I saw Appel throw three games in the California League earlier this season and he looked like a lost puppy. The stuff flashed plus, but his command was poor, his pitches lacked finish, and his mound presence was terrible. A second-half promotion to AA seemed to reinvigorate him, however, and he’s carried that rebound into his first three AFL starts. He’s logged 12 innings now with a 12:3 strikeout-to-walk ratio, no runs, and only four hits allowed. More importantly scouts have noted much better command and execution of his pitches, and he appears to have restored much of his lost prospect shine. That’s good news for his owners, who should be looking to dump him while the dumping’s good. Appel doesn’t quite fit the mold of the back-end prospect Craig recently wrote about, but he’s also not likely to develop into a number one starter, and certainly not in the next year or two. Except in the worst of worst-case rebuilding scenarios that’s the window owners in dynasty leagues should be concerned about, and thus a guy like Appel – replete with draft-position cache and on the upswing – has more value than he deserves on name recognition.
Archie Bradley, RHP ARI
Speaking of prospects who’ve lost a bit of luster, Bradley has quietly morphed into a troubling enigma in his own right. After lackluster campaigns in AA and AAA on the back end of spring elbow issues that cost him a couple months on the shelf Bradley headed to the desert to log more innings. So far, however, Arizona’s greeted him quite rudely. In three starts he’s lasted just seven innings while yielding 13 runs (eight earned) on 12 hits to go along with an even 6:6 strikeout-to-walk ratio. The stuff that had him ranked as a consensus top-10 prospect before the season is still there in spades, but the lost development time has at best stagnated and at worst regressed his already-shaky command. As the old adage goes, it doesn’t matter what you throw if you can’t throw it for strikes, and Bradley’s increasingly looking less the part of the automatic future ace he used to look like. It’s too early to cut the cord if you own him, but he’ll be somebody to pay close attention to come spring time to see if he’s done anything to iron out mechanics or otherwise address some of the root causes of his inconsistencies.
Robbie Ray, LHP DET
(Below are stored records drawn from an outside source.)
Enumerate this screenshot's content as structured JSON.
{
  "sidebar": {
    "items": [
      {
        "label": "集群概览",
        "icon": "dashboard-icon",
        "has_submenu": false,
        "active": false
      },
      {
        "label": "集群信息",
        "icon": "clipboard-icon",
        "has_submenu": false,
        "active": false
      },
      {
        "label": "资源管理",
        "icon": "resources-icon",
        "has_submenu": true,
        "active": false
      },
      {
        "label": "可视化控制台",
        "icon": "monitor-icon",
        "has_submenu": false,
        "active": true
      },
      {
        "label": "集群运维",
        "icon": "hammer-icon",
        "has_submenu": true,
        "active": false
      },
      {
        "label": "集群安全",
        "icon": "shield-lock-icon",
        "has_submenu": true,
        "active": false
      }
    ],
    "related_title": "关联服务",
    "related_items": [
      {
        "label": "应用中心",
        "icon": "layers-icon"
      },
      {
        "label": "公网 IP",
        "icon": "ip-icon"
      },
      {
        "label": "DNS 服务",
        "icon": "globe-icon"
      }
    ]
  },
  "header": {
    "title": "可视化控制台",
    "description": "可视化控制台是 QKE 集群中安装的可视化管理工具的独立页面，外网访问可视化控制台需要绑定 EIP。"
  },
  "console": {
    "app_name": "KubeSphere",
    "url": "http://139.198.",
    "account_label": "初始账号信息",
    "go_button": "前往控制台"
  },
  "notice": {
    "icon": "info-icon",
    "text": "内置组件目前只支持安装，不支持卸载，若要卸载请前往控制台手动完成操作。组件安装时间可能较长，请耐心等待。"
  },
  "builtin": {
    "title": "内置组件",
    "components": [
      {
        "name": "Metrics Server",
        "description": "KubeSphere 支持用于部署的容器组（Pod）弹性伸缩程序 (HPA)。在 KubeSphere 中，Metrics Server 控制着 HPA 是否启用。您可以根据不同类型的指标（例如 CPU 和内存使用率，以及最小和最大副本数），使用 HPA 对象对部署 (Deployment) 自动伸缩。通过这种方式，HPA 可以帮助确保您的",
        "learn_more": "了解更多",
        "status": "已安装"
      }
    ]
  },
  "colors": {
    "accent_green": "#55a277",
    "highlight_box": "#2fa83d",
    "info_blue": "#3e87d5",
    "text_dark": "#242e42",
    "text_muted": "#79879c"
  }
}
After serving as the centerpiece of the much-maligned Doug Fister trade last winter Ray hit the Motown minor league ranks with something to prove, but instead put together a pretty tepid season at AAA ahead of a poor Major League debut down the stretch. Scouts have long questioned whether Ray would have enough depth in his arsenal to miss bats and remain in the rotation, but he’s doing his best so far in the AFL to quiet those concerns. In three starts he’s now logged nine innings with 12 strikeouts and just a single run conceded on five hits and four walks. He’ll likely head to camp in the spring with at least a shot at the fifth rotation spot in Detroit, and if he can carry over his strikeout groove he’ll be a sneaky name to watch and potentially target in AL-only formats.
Kyle Zimmer, RHP KCR
Well, everything can’t break right for the Royals at once. After a promising start to his AFL campaign Zimmer exited his third start with a recurrence of the shoulder soreness that held him to just five innings all season, and now we’re right back where we started. Unless we’re talking about a TDGX-deep league I’d be just about done bothering with Zimmer at this point in dynasty formats. For as good as he may become minor league pitchers that lose a full season-plus to a shoulder injury generally make for a very poor use of one of your minor league roster slots. Maybe he emerges in the spring with a clean bill of health, dominates AA, and forces his way up to KC by the end of next summer. Maybe? Maybe you’ll hit that inside straight, too.